Usually diagnosed during childhood, this condition is changing in its clinical impression and diagnostic criteria as I write this.
Asperger’s is currently seen as an Autism Spectrum Disorder, meaning that a person with Asperger’s will likely have mild to potentially more significant autistic characteristics.
Most notably common in this disorder is the lack of social skills the young person may be able to successfully use. They may miss social cues, such as “Don’t pick your toenails at the dinner table.” (Sorry for the visual image, but you get the point. They will play differently than kids their own age and will frequently choose one thing and do this or learn about the topic almost obsessively. They are usually very bright young people with excellent grades, loving to read, but having few, if any, friends. They can be shy and suffer from a low self-concept, only because they see themselves as differently from others and their attempt to be more socially involved may have been met with bullying or some other form of rejection. They are not usually a “team” player, choosing often to avoid team sports for more individual activities.
Any approach to the treatment of Asperger’s has always included individual sessions to build a supportive and encouraging therapeutic relationship, which then moves to group sessions as the primary tool for building social skills and awareness; understanding how to have relationships with others in a safe, well-structured environment. My groups with the Asperger’s population include experiential challenges the group member are required to resolve together, putting them in a position to take on new skills for listening, communicating with others, and being a leader or an effective follower.
Group therapy is very effective for the young person with Asperger’s and has the added benefit of always meeting after school hours, so parents are not always picking them up from school and taking them back, gambling on the excused absence being counted and the child missing a subject in which they needed to participate.
Counseling helps the Asperger’s young person regain confidence, understand themselves and others, and build social skill and insight that is necessary to function successfully.
This disorder is, at times, misdiagnosed as Attention Deficit Hyperactivity Disorder (ADHD). There are occasions where a young person may accurately be diagnosed with both.

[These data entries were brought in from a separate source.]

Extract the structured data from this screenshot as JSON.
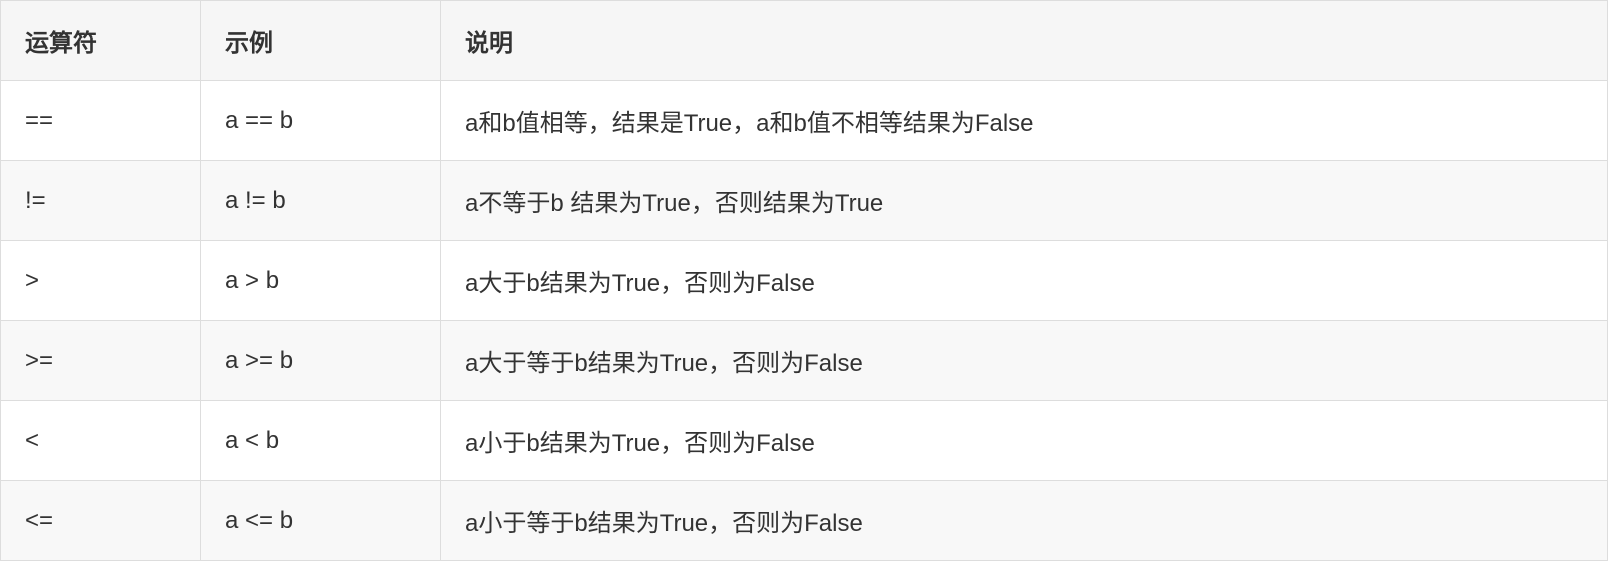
{
  "table": {
    "headers": {
      "operator": "运算符",
      "example": "示例",
      "description": "说明"
    },
    "rows": [
      {
        "operator": "==",
        "example": "a == b",
        "description": "a和b值相等，结果是True，a和b值不相等结果为False"
      },
      {
        "operator": "!=",
        "example": "a != b",
        "description": "a不等于b 结果为True，否则结果为True"
      },
      {
        "operator": ">",
        "example": "a  > b",
        "description": "a大于b结果为True，否则为False"
      },
      {
        "operator": ">=",
        "example": "a  >=  b",
        "description": "a大于等于b结果为True，否则为False"
      },
      {
        "operator": "<",
        "example": "a < b",
        "description": "a小于b结果为True，否则为False"
      },
      {
        "operator": "<=",
        "example": "a <= b",
        "description": "a小于等于b结果为True，否则为False"
      }
    ]
  }
}
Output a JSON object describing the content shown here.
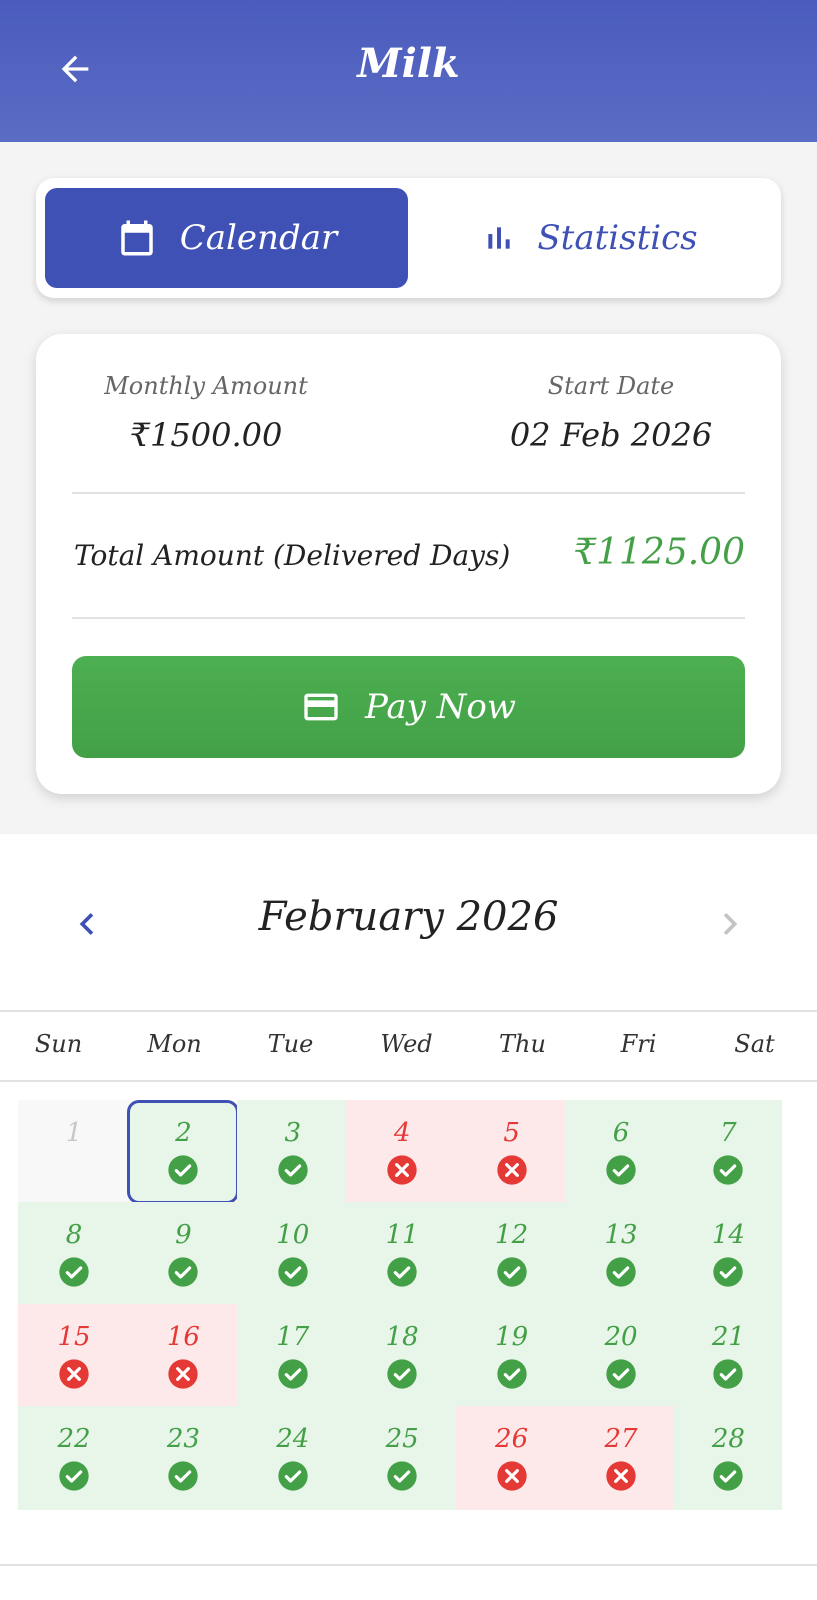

Knowing clearly which disorder is prevalent and treatment experience with both is necessary for coordinating prescriptions with other professionals and for knowing the correct treatment approach.